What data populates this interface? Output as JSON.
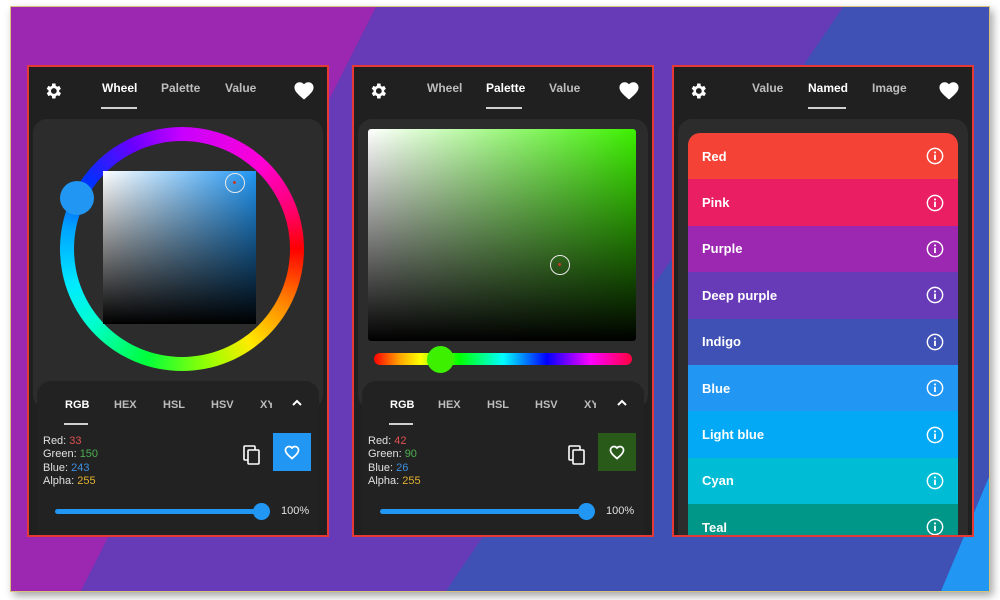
{
  "screens": [
    {
      "tabs": [
        {
          "label": "Wheel",
          "active": true
        },
        {
          "label": "Palette",
          "active": false
        },
        {
          "label": "Value",
          "active": false
        }
      ],
      "format_tabs": [
        "RGB",
        "HEX",
        "HSL",
        "HSV",
        "XY"
      ],
      "active_format": "RGB",
      "values": {
        "red_label": "Red: ",
        "red": "33",
        "green_label": "Green: ",
        "green": "150",
        "blue_label": "Blue: ",
        "blue": "243",
        "alpha_label": "Alpha: ",
        "alpha": "255"
      },
      "favorite_color": "#2196f3",
      "alpha_percent": "100%",
      "alpha_fraction": 1.0
    },
    {
      "tabs": [
        {
          "label": "Wheel",
          "active": false
        },
        {
          "label": "Palette",
          "active": true
        },
        {
          "label": "Value",
          "active": false
        }
      ],
      "format_tabs": [
        "RGB",
        "HEX",
        "HSL",
        "HSV",
        "XY"
      ],
      "active_format": "RGB",
      "values": {
        "red_label": "Red: ",
        "red": "42",
        "green_label": "Green: ",
        "green": "90",
        "blue_label": "Blue: ",
        "blue": "26",
        "alpha_label": "Alpha: ",
        "alpha": "255"
      },
      "favorite_color": "#2a5a1a",
      "alpha_percent": "100%",
      "alpha_fraction": 1.0
    },
    {
      "tabs": [
        {
          "label": "Value",
          "active": false
        },
        {
          "label": "Named",
          "active": true
        },
        {
          "label": "Image",
          "active": false
        }
      ],
      "named_colors": [
        {
          "label": "Red",
          "color": "#f44336"
        },
        {
          "label": "Pink",
          "color": "#e91e63"
        },
        {
          "label": "Purple",
          "color": "#9c27b0"
        },
        {
          "label": "Deep purple",
          "color": "#673ab7"
        },
        {
          "label": "Indigo",
          "color": "#3f51b5"
        },
        {
          "label": "Blue",
          "color": "#2196f3"
        },
        {
          "label": "Light blue",
          "color": "#03a9f4"
        },
        {
          "label": "Cyan",
          "color": "#00bcd4"
        },
        {
          "label": "Teal",
          "color": "#009688"
        }
      ]
    }
  ],
  "value_colors": {
    "red": "#e05050",
    "green": "#4caf50",
    "blue": "#3d8fe0",
    "alpha": "#e0b030"
  }
}
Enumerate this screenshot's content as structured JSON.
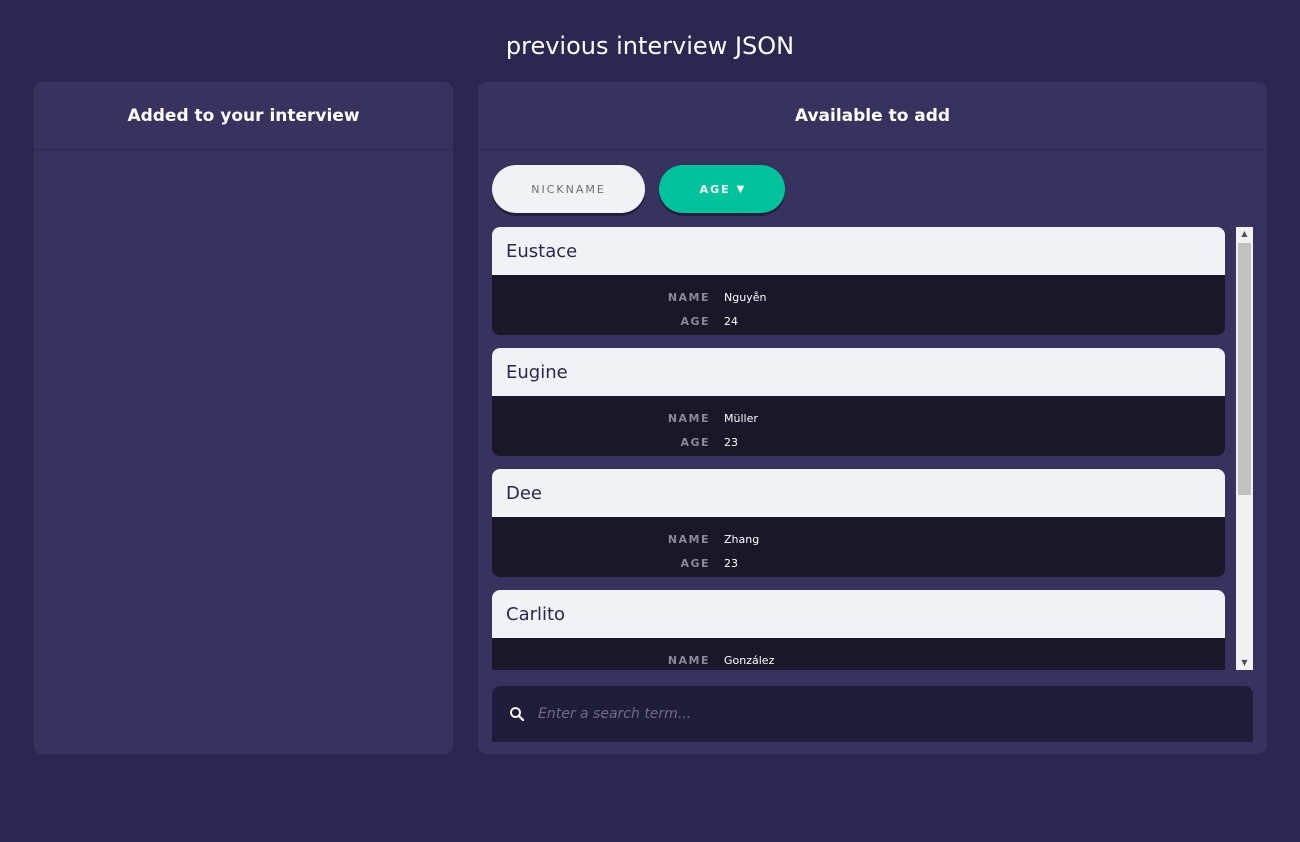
{
  "page": {
    "title": "previous interview JSON"
  },
  "left_panel": {
    "title": "Added to your interview"
  },
  "right_panel": {
    "title": "Available to add",
    "sort_buttons": [
      {
        "label": "NICKNAME",
        "active": false
      },
      {
        "label": "AGE",
        "active": true,
        "direction_icon": "▼"
      }
    ],
    "field_labels": {
      "name": "NAME",
      "age": "AGE"
    },
    "cards": [
      {
        "nickname": "Eustace",
        "name": "Nguyễn",
        "age": "24"
      },
      {
        "nickname": "Eugine",
        "name": "Müller",
        "age": "23"
      },
      {
        "nickname": "Dee",
        "name": "Zhang",
        "age": "23"
      },
      {
        "nickname": "Carlito",
        "name": "González",
        "age": ""
      }
    ],
    "search": {
      "placeholder": "Enter a search term...",
      "value": ""
    }
  },
  "colors": {
    "background": "#2b2850",
    "panel": "#37325e",
    "accent": "#00c29c",
    "card_header": "#eff3f5",
    "card_body": "#1a1729"
  },
  "icons": {
    "search": "search-icon",
    "sort_direction": "caret-down-icon"
  }
}
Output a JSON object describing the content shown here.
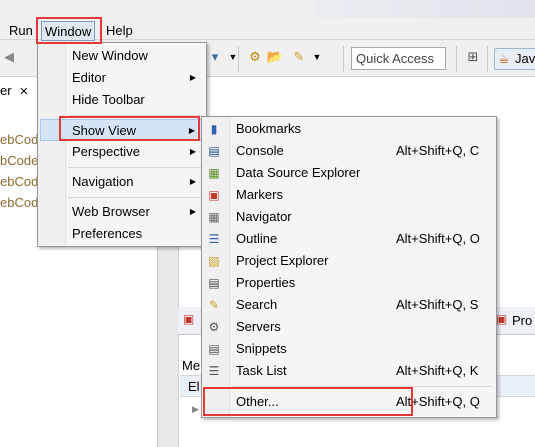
{
  "menubar": {
    "items": [
      {
        "label": "Run"
      },
      {
        "label": "Window"
      },
      {
        "label": "Help"
      }
    ]
  },
  "toolbar": {
    "quick_access": "Quick Access",
    "perspective_label": "Jav"
  },
  "left_view": {
    "tab_label": "er",
    "tree_items": [
      "ebCode",
      "bCodes",
      "ebCode",
      "ebCode"
    ]
  },
  "bottom_pane": {
    "tab_label": "Pro",
    "label_me": "Me",
    "label_el": "El"
  },
  "window_menu": {
    "items": [
      {
        "label": "New Window"
      },
      {
        "label": "Editor"
      },
      {
        "label": "Hide Toolbar"
      },
      {
        "label": "Show View"
      },
      {
        "label": "Perspective"
      },
      {
        "label": "Navigation"
      },
      {
        "label": "Web Browser"
      },
      {
        "label": "Preferences"
      }
    ]
  },
  "show_view_menu": {
    "items": [
      {
        "label": "Bookmarks",
        "accel": "",
        "icon": "bookmarks-icon"
      },
      {
        "label": "Console",
        "accel": "Alt+Shift+Q, C",
        "icon": "console-icon"
      },
      {
        "label": "Data Source Explorer",
        "accel": "",
        "icon": "data-source-icon"
      },
      {
        "label": "Markers",
        "accel": "",
        "icon": "markers-icon"
      },
      {
        "label": "Navigator",
        "accel": "",
        "icon": "navigator-icon"
      },
      {
        "label": "Outline",
        "accel": "Alt+Shift+Q, O",
        "icon": "outline-icon"
      },
      {
        "label": "Project Explorer",
        "accel": "",
        "icon": "project-explorer-icon"
      },
      {
        "label": "Properties",
        "accel": "",
        "icon": "properties-icon"
      },
      {
        "label": "Search",
        "accel": "Alt+Shift+Q, S",
        "icon": "search-icon"
      },
      {
        "label": "Servers",
        "accel": "",
        "icon": "servers-icon"
      },
      {
        "label": "Snippets",
        "accel": "",
        "icon": "snippets-icon"
      },
      {
        "label": "Task List",
        "accel": "Alt+Shift+Q, K",
        "icon": "task-list-icon"
      },
      {
        "label": "Other...",
        "accel": "Alt+Shift+Q, Q",
        "icon": ""
      }
    ]
  },
  "colors": {
    "highlight": "#d5e5f7",
    "annotation_red": "#e53935"
  }
}
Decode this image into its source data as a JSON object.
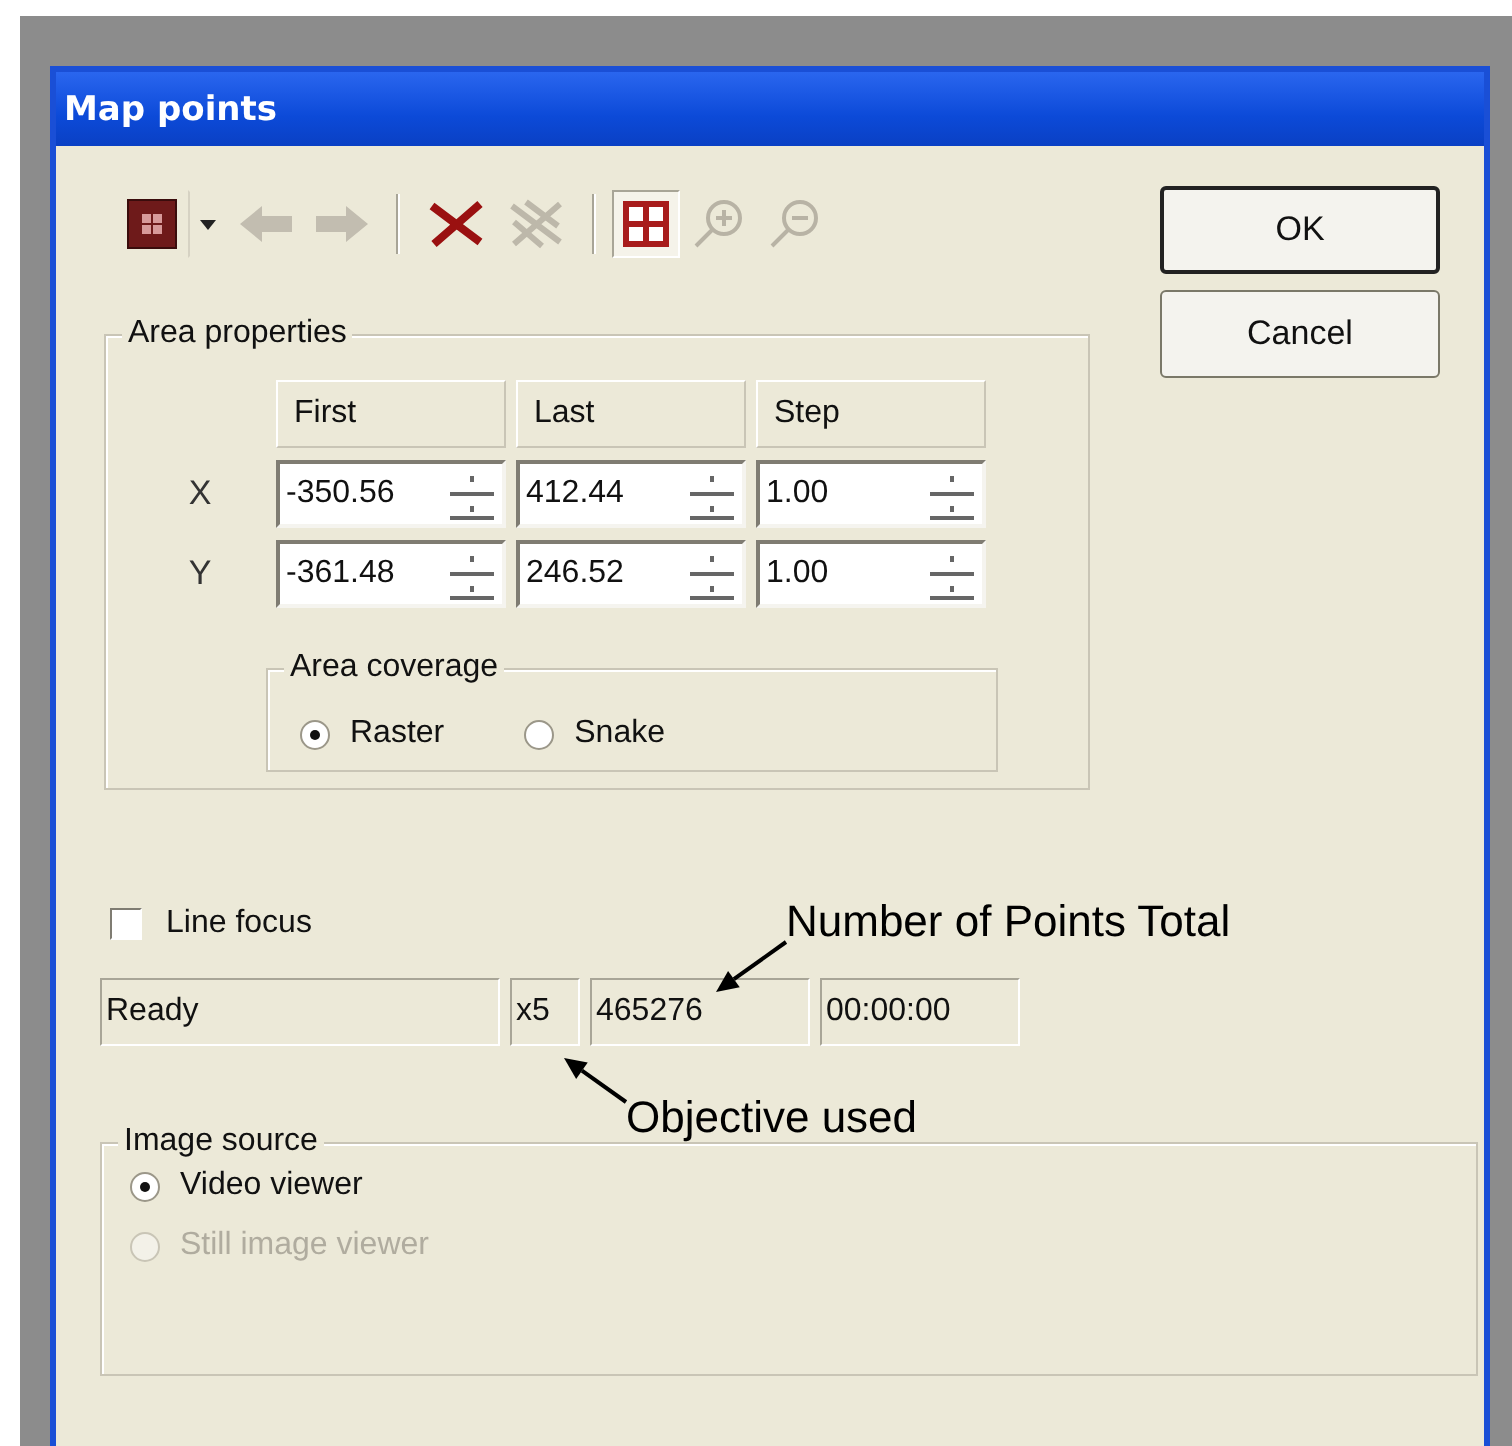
{
  "window": {
    "title": "Map points"
  },
  "toolbar": [
    [
      {
        "kind": "color",
        "disabled": false,
        "pressed": false
      },
      {
        "kind": "dropdown",
        "disabled": false,
        "pressed": false
      },
      {
        "kind": "back",
        "disabled": true,
        "pressed": false
      },
      {
        "kind": "forward",
        "disabled": true,
        "pressed": false
      }
    ],
    [
      {
        "kind": "delete",
        "disabled": false,
        "pressed": false
      },
      {
        "kind": "delete-all",
        "disabled": true,
        "pressed": false
      }
    ],
    [
      {
        "kind": "grid",
        "disabled": false,
        "pressed": true
      },
      {
        "kind": "zoom-in",
        "disabled": true,
        "pressed": false
      },
      {
        "kind": "zoom-out",
        "disabled": true,
        "pressed": false
      }
    ]
  ],
  "buttons": [
    {
      "label": "OK",
      "default": true
    },
    {
      "label": "Cancel",
      "default": false
    }
  ],
  "area_properties": {
    "title": "Area properties",
    "columns": [
      "First",
      "Last",
      "Step"
    ],
    "rows": [
      {
        "axis": "X",
        "values": [
          "-350.56",
          "412.44",
          "1.00"
        ]
      },
      {
        "axis": "Y",
        "values": [
          "-361.48",
          "246.52",
          "1.00"
        ]
      }
    ],
    "coverage": {
      "title": "Area coverage",
      "options": [
        {
          "label": "Raster",
          "selected": true
        },
        {
          "label": "Snake",
          "selected": false
        }
      ]
    }
  },
  "line_focus": {
    "label": "Line focus",
    "checked": false
  },
  "status": [
    "Ready",
    "x5",
    "465276",
    "00:00:00"
  ],
  "image_source": {
    "title": "Image source",
    "options": [
      {
        "label": "Video viewer",
        "selected": true,
        "disabled": false
      },
      {
        "label": "Still image viewer",
        "selected": false,
        "disabled": true
      }
    ]
  },
  "annotations": [
    {
      "text": "Number of Points Total"
    },
    {
      "text": "Objective used"
    }
  ]
}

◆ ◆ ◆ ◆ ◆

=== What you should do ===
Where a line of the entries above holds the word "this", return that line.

=== Result ===
What data populates this interface? Output as JSON.
Enumerate this screenshot's content as structured JSON.
Decode this image into its source data as a JSON object.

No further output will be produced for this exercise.